In 2015, the rate of painkiller use to get high was highest in Mora (14.2%), Grant (13.2%), and McKinley (12.3%) counties. The rate was lowest in De Baca (5.6%), Chaves (5.9%), and San Juan (6.1%) counties.

Table 2. Youth Used Pain Killer to Get High, Grades 9-12 by County, New Mexico, 2017

Percentage that Used a Pain Killer to Get High
County
Bernalillo6.2
Catron5.7
Chaves10
Cibola9
Colfax7.1
Curry3.3
De Baca**
Dona Ana7.8
Eddy8.3
Grant9.1
Guadalupe3.3
Harding**
Hidalgo1.6
Lea6.9
Lincoln6.1
Los Alamos6.1
Luna5.2
McKinley7.1
Mora6.8
Otero8.6
Quay1.4
Rio Arriba10.2
Roosevelt2.1
Sandoval8.5
San Juan5.8
San Miguel6
Santa Fe5.7
Sierra12.9
Socorro7.5
Taos6.8
Torrance6.3
Union3
Valencia8
New Mexico6.8


Data Notes

**Data suppressed due to small numbers

Data Source

New Mexico Youth Risk and Resiliency Survey, New Mexico Department of Health and Public Education Department.
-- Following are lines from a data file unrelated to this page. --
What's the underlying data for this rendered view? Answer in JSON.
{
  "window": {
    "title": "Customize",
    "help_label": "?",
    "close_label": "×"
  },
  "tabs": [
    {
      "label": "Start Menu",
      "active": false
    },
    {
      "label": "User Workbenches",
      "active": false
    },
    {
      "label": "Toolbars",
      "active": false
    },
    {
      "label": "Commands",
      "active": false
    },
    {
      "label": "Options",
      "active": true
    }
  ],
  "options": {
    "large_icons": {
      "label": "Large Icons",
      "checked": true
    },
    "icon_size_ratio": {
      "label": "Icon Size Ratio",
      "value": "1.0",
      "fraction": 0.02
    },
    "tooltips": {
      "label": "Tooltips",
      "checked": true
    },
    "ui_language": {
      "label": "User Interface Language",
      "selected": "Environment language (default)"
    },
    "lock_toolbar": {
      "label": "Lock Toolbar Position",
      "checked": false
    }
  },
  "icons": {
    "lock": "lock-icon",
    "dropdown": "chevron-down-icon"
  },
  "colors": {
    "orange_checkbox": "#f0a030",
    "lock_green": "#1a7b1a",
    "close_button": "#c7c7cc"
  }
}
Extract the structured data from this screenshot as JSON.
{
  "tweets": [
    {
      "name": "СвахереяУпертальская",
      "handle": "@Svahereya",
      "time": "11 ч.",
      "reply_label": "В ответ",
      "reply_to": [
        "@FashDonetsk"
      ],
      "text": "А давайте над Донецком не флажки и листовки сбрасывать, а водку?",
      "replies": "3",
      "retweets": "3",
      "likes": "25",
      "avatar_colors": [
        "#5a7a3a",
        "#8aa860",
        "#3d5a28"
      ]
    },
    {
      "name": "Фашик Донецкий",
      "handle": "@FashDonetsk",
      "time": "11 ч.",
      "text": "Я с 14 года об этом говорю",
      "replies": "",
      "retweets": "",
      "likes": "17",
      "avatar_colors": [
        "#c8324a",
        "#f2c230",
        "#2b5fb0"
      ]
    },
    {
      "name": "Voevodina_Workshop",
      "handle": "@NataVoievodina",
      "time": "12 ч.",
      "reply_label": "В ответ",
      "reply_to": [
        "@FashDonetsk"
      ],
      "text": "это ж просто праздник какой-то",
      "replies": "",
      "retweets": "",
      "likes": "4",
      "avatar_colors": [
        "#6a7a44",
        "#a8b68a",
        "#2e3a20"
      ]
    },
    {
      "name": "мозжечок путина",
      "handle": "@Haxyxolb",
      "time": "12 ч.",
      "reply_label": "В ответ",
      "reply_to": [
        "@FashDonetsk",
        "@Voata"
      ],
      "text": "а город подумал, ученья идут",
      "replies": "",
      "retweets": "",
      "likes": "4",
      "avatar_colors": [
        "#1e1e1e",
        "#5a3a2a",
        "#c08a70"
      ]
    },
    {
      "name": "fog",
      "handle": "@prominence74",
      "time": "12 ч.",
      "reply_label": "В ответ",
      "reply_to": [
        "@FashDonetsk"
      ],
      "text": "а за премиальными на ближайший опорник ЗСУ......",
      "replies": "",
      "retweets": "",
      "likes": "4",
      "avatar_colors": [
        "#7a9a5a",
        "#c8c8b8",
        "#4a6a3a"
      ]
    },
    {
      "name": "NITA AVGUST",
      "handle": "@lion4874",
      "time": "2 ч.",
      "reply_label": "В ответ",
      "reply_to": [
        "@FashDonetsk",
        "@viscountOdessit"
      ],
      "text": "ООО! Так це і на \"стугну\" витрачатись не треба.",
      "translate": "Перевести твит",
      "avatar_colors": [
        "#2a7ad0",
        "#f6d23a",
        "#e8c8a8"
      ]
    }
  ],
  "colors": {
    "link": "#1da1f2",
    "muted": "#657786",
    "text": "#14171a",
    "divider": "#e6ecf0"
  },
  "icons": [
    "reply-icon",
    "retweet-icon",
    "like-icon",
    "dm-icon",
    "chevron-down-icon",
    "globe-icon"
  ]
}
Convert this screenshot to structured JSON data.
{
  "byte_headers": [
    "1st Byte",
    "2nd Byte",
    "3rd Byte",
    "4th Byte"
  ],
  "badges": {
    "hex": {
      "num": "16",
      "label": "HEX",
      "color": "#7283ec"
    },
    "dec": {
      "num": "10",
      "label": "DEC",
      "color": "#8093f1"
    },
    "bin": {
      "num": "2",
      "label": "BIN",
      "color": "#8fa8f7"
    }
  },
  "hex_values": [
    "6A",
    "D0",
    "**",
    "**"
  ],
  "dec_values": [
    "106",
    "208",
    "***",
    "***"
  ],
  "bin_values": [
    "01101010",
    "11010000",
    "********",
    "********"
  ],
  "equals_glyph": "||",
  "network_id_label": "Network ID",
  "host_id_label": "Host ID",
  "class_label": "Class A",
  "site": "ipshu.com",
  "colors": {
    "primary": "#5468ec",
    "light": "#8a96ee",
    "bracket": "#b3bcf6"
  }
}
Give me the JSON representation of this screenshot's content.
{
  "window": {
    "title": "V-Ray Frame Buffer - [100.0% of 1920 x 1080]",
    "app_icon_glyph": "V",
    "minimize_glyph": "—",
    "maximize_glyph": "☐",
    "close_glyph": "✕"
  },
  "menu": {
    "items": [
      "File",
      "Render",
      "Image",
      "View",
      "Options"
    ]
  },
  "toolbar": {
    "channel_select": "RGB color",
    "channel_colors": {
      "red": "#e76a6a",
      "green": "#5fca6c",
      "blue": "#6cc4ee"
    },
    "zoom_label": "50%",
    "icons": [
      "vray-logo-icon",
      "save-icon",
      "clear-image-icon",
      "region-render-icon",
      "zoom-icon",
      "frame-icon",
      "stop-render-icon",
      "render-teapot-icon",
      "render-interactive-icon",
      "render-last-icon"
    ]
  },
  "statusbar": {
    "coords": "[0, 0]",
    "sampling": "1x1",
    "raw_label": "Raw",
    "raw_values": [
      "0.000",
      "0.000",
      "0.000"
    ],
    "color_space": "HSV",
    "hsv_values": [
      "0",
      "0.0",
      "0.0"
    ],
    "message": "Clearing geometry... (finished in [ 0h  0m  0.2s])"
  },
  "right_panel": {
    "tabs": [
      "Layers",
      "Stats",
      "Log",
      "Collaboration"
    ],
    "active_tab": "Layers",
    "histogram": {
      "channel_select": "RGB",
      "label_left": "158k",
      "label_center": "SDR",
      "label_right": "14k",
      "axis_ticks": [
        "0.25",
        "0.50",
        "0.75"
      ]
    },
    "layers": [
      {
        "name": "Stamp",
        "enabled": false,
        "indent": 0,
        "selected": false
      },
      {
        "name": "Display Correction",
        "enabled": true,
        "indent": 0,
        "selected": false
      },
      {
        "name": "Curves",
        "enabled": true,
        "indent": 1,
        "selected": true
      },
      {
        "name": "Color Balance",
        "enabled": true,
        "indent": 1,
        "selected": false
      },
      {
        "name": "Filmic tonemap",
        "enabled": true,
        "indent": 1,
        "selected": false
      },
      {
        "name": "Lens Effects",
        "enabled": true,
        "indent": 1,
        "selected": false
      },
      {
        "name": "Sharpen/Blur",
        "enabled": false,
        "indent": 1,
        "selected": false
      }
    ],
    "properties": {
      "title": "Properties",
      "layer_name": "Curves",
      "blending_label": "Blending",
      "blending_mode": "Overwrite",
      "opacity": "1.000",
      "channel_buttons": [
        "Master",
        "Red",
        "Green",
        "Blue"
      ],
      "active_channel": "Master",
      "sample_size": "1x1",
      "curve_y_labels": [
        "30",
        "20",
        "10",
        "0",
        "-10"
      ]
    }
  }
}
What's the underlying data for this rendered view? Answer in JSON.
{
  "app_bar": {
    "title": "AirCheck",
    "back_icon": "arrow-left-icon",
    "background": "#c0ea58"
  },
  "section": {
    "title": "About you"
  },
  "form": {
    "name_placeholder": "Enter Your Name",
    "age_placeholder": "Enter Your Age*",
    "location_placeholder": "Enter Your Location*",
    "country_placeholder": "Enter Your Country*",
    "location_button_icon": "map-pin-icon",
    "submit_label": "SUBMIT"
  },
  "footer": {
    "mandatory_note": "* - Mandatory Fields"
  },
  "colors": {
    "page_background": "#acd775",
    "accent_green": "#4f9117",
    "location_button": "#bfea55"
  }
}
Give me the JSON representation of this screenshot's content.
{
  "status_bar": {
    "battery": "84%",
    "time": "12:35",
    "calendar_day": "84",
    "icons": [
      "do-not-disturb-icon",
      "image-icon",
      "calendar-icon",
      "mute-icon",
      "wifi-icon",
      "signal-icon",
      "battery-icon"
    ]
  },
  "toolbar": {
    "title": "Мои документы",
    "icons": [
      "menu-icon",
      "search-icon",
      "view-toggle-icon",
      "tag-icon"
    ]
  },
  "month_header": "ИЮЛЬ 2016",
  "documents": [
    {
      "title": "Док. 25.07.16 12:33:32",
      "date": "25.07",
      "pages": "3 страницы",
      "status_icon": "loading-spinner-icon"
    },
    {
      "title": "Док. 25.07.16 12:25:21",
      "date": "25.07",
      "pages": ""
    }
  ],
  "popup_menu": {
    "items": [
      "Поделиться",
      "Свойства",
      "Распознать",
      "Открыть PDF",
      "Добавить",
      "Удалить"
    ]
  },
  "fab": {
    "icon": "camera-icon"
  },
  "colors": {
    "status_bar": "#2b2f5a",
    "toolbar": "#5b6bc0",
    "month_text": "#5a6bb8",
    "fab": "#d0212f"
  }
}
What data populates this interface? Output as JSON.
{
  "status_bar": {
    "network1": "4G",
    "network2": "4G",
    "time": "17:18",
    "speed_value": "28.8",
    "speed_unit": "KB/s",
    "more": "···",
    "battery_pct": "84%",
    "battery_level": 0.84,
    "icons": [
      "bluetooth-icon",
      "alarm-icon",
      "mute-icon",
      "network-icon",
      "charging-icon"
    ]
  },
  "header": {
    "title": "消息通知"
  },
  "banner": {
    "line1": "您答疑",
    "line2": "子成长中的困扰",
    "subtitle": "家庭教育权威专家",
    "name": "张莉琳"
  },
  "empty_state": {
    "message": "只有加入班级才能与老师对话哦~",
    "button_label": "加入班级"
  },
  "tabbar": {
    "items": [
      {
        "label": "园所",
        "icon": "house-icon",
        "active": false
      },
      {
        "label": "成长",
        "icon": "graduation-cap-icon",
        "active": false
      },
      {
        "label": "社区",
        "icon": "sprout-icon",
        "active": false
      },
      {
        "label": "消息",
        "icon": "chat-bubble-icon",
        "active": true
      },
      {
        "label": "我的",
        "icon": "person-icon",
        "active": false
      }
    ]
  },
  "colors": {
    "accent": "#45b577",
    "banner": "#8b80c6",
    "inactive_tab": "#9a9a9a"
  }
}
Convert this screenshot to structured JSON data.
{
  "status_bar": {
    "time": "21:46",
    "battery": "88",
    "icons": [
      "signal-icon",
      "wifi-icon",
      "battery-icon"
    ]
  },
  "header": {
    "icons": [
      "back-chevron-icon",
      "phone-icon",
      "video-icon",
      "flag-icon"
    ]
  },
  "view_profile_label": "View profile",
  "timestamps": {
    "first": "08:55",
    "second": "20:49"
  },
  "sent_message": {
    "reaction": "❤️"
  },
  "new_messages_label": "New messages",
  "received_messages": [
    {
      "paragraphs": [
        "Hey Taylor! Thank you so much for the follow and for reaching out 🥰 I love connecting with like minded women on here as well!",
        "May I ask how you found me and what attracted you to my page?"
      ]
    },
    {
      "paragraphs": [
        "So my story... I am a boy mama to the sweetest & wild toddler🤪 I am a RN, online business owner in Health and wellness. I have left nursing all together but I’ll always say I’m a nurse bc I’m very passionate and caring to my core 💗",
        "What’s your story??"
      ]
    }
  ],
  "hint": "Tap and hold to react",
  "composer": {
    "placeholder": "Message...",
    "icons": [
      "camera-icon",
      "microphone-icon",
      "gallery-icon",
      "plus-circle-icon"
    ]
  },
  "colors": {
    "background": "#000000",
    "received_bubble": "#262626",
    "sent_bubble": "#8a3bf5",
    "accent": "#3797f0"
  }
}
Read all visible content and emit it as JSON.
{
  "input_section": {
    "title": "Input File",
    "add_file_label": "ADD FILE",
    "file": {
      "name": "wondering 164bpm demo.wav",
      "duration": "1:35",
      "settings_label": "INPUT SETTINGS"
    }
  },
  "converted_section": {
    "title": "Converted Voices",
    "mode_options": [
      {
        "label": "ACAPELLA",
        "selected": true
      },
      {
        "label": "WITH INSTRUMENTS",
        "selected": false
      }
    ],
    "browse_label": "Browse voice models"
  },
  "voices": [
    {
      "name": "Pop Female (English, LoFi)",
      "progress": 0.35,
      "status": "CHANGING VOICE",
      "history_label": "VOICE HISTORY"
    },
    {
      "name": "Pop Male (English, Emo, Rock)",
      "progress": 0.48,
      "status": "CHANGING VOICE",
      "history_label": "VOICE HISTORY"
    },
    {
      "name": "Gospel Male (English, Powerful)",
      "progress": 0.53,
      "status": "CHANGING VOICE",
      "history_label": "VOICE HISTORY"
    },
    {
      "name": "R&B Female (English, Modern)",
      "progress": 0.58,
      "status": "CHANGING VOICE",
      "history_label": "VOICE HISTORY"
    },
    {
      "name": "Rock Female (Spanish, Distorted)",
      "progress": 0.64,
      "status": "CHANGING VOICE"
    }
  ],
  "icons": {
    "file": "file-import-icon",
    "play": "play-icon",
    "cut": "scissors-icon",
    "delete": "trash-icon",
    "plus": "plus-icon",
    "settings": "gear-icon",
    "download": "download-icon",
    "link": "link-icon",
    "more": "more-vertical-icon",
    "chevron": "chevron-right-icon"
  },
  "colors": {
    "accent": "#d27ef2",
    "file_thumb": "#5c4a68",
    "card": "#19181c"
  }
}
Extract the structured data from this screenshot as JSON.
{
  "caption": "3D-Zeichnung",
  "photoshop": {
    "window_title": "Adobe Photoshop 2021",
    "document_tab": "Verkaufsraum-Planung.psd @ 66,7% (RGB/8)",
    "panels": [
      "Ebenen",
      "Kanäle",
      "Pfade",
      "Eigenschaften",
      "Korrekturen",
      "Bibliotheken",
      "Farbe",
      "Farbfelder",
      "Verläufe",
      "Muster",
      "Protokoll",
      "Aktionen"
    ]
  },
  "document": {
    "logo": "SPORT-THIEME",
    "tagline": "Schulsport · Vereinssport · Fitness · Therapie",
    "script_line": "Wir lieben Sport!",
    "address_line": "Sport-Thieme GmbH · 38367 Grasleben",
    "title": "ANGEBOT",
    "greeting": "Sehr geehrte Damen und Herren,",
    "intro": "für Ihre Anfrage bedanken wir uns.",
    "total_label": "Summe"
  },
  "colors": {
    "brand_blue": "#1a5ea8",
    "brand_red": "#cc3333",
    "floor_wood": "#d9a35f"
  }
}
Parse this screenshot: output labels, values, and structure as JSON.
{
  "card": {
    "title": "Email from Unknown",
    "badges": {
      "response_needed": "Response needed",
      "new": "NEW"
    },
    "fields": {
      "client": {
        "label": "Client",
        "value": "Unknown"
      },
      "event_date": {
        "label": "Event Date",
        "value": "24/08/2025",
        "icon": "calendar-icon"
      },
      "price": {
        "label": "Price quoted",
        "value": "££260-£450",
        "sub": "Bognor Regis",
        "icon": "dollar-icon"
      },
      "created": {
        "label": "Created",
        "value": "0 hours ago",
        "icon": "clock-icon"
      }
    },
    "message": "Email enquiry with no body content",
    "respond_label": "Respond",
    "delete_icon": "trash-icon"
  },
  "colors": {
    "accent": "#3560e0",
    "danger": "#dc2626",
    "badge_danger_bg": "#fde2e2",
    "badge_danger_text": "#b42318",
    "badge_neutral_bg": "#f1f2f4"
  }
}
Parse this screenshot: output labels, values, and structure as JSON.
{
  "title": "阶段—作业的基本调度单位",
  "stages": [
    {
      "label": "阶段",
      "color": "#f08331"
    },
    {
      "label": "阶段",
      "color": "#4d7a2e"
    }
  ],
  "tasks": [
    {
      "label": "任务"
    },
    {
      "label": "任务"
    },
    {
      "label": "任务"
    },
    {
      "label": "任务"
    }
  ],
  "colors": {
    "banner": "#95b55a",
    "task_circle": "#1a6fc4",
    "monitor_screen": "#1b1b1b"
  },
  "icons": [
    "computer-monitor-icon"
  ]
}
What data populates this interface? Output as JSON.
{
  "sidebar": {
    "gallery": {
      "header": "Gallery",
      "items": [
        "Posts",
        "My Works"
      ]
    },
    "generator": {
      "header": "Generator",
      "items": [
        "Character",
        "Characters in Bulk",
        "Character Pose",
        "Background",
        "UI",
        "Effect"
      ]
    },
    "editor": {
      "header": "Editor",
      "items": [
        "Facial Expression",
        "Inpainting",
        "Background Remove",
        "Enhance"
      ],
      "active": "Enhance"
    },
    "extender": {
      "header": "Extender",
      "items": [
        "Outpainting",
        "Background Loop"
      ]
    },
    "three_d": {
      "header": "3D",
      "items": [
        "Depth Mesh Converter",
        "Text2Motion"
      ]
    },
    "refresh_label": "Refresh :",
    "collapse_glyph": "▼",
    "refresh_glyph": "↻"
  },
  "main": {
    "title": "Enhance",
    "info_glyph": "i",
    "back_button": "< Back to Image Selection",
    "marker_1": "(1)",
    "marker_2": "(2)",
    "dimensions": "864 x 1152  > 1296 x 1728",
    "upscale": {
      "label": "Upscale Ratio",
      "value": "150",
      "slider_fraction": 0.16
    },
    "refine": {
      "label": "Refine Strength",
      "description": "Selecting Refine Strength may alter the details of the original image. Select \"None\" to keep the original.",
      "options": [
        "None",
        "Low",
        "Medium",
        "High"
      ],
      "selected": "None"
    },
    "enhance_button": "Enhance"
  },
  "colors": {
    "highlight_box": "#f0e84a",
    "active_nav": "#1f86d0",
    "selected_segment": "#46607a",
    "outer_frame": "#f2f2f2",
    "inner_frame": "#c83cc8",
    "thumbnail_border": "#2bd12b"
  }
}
Chart 2. Youth Used Pain Killer to Get High, Grades 9-12 by County, New Mexico, 2017



Youth Used Pain Killer to Get High, Grades 9-12 by County, New Mexico, 2017

::chart - missing::
confidence limits

Data Notes

**Data suppressed due to small numbers

Data Source

New Mexico Youth Risk and Resiliency Survey, New Mexico Department of Health and Public Education Department.

Chart 3. Youth Used Pain Killer to Get High, Grades 9-12 by County, New Mexico, 2015

Youth Used Pain Killer to Get High, Grades 9-12 by County, New Mexico, 2015

supplemental image

Page Content Updated On 11/30/2018, Published on 12/19/2018
The information provided above is from the New Mexico Department of Health's NM-IBIS web site (http://ibis.health.state.nm.us). The information published on this website may be reproduced without permission. Please use the following citation: "Retrieved Wed, 03 June 2020 from New Mexico Department of Health, Indicator-Based Information System for Public Health Web site: http://ibis.health.state.nm.us".

Content updated: Wed, 19 Dec 2018 08:43:04 MST